Board members Rex Brice, a restaurateur, and Jon Wade, a Realtor, agreed that Kern brought a new level of business sophistication to the Chamber itself.
“He really opened a group of very capable business people’s eyes,” Wade said. “He really ran the Chamber like a business. If (a tourism) event had gone stale, he figured out how to right-size it.
“He opened our eyes to what’s possible,” Wade continued. “We were focused on the resort economy, and he accomplished more than we had in a long time. But he also assessed what the community needed.”
“This is a big loss for Steamboat,” Brice said. “He’s a sharp guy. He really did a good job of getting the finances of the Chamber streamlined. He’s run a clean budget since he got there.”
Most recently, Kern played a leadership role in acquiring a new piece of telecommunications infrastructure that some say has the potential to give Steamboat more bandwidth at a lower cost while delivering much-needed redundancy in telecommunications lines.
“I don’t think Tom likes to hear the word ‘no,’” Stokes said. “He was huge at bringing partners in to solve challenges. He believes if you get the right people in the room, you can accomplish anything.”
The new carrier-neutral location allows broadband providers to connect to one another and initially is enabling the school district, the city of Steamboat Springs and Routt County to pay far less for more connectivity, but the hope is that the effects will trickle down to regional customers large and small.
“Tom is leaving our community in a much better state than it was when he arrived.
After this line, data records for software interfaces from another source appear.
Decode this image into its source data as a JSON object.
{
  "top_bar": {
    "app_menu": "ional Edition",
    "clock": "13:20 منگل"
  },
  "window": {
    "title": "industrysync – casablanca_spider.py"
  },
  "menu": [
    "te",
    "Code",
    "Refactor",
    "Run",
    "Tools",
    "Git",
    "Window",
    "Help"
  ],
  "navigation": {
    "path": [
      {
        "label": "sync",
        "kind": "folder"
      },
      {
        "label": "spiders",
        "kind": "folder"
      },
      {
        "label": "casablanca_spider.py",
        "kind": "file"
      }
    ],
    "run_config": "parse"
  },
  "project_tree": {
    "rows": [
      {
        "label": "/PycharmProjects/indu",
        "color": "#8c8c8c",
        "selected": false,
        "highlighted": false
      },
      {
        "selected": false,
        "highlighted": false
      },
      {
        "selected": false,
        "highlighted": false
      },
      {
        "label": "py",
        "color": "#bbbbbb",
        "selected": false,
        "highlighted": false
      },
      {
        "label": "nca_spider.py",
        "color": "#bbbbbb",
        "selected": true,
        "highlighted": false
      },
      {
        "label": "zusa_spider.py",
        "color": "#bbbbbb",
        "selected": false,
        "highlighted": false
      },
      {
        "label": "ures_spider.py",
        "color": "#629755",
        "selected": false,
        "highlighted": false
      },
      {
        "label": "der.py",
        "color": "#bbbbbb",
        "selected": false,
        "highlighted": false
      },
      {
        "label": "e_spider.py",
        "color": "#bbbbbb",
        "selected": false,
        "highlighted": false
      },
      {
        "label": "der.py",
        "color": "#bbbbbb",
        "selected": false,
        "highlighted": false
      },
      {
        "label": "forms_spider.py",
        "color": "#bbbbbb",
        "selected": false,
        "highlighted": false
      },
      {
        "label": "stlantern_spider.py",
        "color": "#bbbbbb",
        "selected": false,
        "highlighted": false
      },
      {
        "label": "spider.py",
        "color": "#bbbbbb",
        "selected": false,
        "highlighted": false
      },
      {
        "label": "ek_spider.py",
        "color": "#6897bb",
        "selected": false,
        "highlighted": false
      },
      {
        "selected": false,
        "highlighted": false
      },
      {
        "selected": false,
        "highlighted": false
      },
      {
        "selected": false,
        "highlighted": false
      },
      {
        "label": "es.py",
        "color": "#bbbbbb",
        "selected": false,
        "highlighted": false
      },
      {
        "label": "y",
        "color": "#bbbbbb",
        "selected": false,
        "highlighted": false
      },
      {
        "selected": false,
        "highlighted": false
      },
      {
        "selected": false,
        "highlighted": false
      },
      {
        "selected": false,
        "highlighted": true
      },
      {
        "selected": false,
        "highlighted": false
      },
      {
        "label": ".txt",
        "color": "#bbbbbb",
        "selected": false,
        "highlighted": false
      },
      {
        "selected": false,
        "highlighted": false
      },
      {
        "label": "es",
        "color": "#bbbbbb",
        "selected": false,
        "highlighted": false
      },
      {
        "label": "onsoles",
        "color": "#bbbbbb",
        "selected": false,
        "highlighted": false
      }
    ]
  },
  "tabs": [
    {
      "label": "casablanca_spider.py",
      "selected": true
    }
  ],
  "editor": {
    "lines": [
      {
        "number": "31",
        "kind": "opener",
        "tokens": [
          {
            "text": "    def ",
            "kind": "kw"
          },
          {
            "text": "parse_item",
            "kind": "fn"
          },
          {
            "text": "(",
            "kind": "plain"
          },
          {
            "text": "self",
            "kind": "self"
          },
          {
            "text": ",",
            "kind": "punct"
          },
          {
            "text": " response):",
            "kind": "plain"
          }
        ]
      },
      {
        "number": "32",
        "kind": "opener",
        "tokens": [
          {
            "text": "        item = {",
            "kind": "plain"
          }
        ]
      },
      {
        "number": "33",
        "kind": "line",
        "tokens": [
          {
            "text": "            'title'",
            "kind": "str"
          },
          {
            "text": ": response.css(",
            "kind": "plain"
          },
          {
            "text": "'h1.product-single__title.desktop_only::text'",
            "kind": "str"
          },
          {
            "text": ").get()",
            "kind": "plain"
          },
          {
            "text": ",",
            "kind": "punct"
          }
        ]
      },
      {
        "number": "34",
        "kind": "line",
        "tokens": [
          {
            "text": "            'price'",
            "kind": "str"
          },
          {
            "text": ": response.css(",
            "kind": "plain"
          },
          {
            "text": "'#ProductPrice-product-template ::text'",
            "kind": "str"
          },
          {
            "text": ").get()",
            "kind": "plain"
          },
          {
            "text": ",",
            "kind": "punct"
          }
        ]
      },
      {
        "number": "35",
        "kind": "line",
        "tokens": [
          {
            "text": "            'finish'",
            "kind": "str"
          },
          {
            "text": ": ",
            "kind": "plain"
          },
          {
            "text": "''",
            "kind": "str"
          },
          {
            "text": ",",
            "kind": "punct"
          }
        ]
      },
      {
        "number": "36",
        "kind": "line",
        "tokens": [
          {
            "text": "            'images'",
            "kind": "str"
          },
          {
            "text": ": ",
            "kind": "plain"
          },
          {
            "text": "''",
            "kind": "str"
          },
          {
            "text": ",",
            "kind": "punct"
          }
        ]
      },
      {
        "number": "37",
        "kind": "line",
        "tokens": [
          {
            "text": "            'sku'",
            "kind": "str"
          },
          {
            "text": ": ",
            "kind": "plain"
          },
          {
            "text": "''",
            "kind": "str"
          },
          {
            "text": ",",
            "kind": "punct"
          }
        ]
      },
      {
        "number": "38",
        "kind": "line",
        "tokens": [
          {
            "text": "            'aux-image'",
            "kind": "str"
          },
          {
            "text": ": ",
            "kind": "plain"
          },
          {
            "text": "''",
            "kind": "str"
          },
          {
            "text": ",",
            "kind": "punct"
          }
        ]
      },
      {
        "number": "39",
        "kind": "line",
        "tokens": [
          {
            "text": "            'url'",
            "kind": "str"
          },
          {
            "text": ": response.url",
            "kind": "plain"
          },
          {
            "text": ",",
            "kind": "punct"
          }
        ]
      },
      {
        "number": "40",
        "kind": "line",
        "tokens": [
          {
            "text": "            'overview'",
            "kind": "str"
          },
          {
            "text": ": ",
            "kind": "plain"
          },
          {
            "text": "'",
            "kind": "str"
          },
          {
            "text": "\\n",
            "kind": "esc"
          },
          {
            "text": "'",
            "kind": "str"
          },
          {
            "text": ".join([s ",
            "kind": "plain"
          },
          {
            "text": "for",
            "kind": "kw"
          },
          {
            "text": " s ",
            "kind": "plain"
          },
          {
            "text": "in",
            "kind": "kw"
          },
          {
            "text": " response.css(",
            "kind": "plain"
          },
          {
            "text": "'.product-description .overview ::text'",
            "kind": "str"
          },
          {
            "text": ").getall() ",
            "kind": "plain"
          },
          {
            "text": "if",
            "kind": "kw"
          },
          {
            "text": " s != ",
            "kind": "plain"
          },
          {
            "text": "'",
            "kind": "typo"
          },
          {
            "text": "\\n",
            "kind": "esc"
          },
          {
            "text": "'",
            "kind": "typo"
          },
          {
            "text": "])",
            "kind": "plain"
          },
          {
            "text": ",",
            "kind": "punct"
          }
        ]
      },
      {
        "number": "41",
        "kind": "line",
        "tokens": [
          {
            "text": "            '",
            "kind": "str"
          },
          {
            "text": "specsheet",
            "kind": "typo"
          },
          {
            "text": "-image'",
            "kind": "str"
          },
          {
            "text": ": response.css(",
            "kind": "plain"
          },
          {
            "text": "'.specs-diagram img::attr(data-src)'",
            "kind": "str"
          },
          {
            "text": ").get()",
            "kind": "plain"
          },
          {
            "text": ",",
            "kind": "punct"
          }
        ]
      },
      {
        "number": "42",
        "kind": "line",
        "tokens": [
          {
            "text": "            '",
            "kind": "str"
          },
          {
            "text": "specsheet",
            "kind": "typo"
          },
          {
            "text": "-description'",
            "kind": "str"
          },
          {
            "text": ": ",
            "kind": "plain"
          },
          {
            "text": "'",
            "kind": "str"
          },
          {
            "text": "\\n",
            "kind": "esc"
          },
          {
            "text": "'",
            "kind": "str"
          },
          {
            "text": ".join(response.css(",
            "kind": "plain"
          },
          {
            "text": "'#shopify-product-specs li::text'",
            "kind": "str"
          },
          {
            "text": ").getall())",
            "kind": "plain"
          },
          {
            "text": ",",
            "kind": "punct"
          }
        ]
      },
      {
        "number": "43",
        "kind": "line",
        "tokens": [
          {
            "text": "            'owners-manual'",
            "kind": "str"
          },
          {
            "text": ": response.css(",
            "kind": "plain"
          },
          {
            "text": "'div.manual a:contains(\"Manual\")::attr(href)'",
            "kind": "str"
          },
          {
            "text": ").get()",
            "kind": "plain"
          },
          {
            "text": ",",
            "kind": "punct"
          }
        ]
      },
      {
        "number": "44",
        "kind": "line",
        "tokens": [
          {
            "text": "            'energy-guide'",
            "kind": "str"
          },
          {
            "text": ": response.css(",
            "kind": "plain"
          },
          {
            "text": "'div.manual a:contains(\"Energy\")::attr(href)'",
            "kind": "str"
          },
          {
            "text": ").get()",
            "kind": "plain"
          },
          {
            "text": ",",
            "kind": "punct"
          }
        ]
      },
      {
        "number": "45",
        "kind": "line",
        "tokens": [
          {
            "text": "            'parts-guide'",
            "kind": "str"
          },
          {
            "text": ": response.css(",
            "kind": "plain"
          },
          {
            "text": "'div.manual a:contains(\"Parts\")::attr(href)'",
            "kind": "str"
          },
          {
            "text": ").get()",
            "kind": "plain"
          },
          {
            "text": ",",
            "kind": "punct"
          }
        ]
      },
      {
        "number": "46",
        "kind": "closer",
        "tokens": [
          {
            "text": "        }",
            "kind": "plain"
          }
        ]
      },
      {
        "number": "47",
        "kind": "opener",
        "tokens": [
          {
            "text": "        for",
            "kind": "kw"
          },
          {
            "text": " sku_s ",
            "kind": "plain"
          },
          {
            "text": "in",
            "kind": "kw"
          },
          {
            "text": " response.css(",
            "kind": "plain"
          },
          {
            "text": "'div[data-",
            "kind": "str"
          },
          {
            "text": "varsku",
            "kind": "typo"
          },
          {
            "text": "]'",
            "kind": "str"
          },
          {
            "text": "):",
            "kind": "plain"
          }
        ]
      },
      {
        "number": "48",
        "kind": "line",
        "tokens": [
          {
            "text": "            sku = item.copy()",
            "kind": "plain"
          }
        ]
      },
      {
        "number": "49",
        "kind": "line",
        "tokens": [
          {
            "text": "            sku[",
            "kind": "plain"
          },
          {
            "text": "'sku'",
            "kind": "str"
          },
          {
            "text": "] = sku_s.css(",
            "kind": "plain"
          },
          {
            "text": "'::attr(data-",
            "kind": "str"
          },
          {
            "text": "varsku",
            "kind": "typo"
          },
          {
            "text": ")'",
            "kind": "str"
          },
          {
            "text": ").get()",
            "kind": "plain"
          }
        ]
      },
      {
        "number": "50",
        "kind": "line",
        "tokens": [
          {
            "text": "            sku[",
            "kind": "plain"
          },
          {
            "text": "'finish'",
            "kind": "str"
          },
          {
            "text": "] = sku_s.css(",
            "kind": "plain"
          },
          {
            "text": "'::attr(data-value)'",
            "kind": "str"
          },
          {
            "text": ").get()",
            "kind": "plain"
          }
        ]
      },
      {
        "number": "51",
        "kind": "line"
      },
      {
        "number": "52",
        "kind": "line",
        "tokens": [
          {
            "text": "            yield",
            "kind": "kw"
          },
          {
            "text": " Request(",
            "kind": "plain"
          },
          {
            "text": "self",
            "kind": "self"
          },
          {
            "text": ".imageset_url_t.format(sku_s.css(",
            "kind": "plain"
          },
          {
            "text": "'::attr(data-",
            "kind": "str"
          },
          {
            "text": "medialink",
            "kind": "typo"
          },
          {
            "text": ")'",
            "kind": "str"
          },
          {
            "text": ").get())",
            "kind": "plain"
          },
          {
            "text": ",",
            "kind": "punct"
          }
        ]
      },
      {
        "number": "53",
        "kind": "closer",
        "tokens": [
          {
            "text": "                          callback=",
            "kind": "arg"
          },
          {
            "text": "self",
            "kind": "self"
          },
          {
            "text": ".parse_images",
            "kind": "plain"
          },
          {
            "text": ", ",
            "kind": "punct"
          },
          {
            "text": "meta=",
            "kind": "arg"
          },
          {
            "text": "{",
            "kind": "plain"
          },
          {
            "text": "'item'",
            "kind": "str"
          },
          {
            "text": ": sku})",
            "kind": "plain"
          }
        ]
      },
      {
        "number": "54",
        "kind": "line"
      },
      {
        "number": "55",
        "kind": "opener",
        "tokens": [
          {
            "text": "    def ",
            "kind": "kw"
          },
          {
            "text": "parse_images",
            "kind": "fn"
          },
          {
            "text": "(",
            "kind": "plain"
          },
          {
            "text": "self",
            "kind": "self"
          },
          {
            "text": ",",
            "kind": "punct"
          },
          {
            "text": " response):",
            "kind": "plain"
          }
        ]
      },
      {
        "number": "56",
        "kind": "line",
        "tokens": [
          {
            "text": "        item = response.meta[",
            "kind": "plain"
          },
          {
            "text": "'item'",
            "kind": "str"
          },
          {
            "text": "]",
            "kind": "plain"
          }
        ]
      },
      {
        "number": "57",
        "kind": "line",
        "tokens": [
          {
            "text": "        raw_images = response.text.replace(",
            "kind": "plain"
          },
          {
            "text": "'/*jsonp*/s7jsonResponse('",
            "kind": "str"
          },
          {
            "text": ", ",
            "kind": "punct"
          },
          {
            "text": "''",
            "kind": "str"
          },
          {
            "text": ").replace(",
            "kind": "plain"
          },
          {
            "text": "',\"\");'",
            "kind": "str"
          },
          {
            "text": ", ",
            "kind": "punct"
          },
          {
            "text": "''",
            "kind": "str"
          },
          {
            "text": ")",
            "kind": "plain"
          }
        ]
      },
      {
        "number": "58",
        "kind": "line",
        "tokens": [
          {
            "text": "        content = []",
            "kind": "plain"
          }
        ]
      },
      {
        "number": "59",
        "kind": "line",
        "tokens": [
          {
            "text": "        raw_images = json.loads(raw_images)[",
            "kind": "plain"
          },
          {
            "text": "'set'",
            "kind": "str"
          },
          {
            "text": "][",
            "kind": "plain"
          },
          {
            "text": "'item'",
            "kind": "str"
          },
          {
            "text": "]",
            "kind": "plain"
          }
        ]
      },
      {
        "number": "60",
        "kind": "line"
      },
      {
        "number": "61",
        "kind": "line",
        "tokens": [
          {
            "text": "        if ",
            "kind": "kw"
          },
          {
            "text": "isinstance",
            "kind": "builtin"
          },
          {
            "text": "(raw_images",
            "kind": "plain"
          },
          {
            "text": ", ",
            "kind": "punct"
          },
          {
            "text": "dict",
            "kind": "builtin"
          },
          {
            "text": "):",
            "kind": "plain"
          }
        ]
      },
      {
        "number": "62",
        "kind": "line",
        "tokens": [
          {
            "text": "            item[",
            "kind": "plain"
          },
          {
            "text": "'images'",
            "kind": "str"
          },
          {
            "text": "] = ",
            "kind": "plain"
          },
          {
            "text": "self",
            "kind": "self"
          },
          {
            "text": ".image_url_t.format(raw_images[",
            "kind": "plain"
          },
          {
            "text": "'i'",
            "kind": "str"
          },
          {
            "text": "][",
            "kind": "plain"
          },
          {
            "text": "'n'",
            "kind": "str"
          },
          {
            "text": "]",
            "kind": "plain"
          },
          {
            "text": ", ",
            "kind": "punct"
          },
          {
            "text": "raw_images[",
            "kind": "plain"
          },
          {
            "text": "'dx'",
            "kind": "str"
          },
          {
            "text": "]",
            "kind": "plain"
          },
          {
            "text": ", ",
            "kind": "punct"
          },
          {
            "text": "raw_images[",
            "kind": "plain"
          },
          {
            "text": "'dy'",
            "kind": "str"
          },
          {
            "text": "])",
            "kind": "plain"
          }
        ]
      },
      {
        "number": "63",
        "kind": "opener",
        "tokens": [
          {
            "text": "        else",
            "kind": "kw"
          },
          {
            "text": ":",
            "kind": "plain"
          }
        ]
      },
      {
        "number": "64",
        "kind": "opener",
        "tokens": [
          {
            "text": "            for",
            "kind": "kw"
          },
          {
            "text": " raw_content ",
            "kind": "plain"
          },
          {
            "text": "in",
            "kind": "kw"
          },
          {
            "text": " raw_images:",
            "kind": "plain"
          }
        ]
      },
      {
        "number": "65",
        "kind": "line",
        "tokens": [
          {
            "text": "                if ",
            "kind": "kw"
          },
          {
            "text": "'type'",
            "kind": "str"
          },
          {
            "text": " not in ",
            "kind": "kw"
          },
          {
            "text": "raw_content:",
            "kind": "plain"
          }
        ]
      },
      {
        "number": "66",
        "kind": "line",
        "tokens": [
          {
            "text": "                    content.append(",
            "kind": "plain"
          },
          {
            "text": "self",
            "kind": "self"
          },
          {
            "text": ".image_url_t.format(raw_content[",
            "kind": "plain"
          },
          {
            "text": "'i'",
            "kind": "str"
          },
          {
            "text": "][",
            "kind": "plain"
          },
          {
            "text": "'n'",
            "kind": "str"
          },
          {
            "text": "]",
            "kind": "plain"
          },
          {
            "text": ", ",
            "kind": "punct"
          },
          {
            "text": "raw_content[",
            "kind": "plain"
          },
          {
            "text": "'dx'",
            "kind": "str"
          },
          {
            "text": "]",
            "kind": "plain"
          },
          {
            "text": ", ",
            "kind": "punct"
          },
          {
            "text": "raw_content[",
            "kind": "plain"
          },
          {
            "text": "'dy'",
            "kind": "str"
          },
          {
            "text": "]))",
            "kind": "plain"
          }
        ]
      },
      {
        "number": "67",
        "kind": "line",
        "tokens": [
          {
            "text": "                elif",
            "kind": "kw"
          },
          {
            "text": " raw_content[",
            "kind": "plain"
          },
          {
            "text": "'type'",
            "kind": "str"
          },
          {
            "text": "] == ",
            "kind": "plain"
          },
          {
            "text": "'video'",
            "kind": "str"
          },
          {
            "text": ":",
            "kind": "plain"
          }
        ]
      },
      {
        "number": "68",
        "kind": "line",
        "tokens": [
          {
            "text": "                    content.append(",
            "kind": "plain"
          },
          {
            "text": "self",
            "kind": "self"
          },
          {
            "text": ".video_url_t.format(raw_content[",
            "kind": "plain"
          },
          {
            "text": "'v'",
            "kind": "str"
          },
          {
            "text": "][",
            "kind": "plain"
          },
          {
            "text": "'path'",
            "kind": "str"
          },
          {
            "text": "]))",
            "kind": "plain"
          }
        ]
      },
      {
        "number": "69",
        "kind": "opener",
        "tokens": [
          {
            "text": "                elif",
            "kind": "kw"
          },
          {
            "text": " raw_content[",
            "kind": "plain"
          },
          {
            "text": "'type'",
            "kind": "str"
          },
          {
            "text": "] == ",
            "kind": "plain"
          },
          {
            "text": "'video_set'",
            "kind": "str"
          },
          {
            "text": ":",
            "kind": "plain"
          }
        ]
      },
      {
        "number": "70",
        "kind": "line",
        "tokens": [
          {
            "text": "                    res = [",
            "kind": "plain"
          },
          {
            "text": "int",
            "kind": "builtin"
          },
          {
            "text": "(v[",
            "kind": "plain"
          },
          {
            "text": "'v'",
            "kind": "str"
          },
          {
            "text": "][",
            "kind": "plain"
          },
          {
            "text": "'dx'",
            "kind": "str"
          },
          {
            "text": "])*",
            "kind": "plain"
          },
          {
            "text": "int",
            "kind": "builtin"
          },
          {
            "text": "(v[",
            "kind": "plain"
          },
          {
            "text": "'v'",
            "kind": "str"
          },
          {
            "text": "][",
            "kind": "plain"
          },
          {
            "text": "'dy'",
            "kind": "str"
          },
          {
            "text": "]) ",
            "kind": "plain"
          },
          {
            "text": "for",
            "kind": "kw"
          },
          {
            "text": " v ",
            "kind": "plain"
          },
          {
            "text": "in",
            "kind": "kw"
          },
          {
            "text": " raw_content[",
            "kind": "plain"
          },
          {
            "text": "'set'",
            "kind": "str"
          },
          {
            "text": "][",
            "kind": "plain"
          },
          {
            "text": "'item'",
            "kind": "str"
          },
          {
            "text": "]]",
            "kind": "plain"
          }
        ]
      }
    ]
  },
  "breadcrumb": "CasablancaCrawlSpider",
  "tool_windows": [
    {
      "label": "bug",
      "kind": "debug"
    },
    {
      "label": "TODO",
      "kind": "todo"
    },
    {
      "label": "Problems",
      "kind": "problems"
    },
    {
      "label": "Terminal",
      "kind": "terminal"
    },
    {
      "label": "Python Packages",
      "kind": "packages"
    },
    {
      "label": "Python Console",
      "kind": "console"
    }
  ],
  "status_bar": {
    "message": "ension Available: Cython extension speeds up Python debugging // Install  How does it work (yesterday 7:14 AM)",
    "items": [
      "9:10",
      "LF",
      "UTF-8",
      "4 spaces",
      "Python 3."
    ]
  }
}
We’re very fortunate to have Tom, his experience, leadership and guidance,” Chamber board President Kerry Shea said in a news release. “Through his leadership, Tom has laid the foundation that has provided the momentum for us to continue to grow and prosper for the future, in not only the area of tourism, but in economic development.”
Steamboat Ski and Resort Corp. President and Chief Operating Officer Chris Diamond said Kern knew how to take an organization forward.
“He has an understanding of the leadership of complex business organizations like our Chamber,” Diamond said. “He got the big picture and really engaged in all facets of the job. It’s unusual to have someone who covers so many bases.”
When Kern and his wife, Rosie Kern, who serves as marketing and communications manager for Yampa Valley Medical Center, move to Michigan, it will mark a return to familiar special events and issues. Early in his career, Kern served as both the president of the National Cherry Festival in Traverse City and as a Grand Traverse county commissioner.
“The past three years in Steamboat Springs have been a great experience for both Rosie and I,” Kern was quoted as saying in a news release. “We really love this place, but family responsibilities need to be my primary focus right now. It’s our hope that one day we’ll be able to return.”
To reach Tom Ross, call 970-871-4205, email tross@SteamboatToday.com or follow him on Twitter @ThomasSRoss1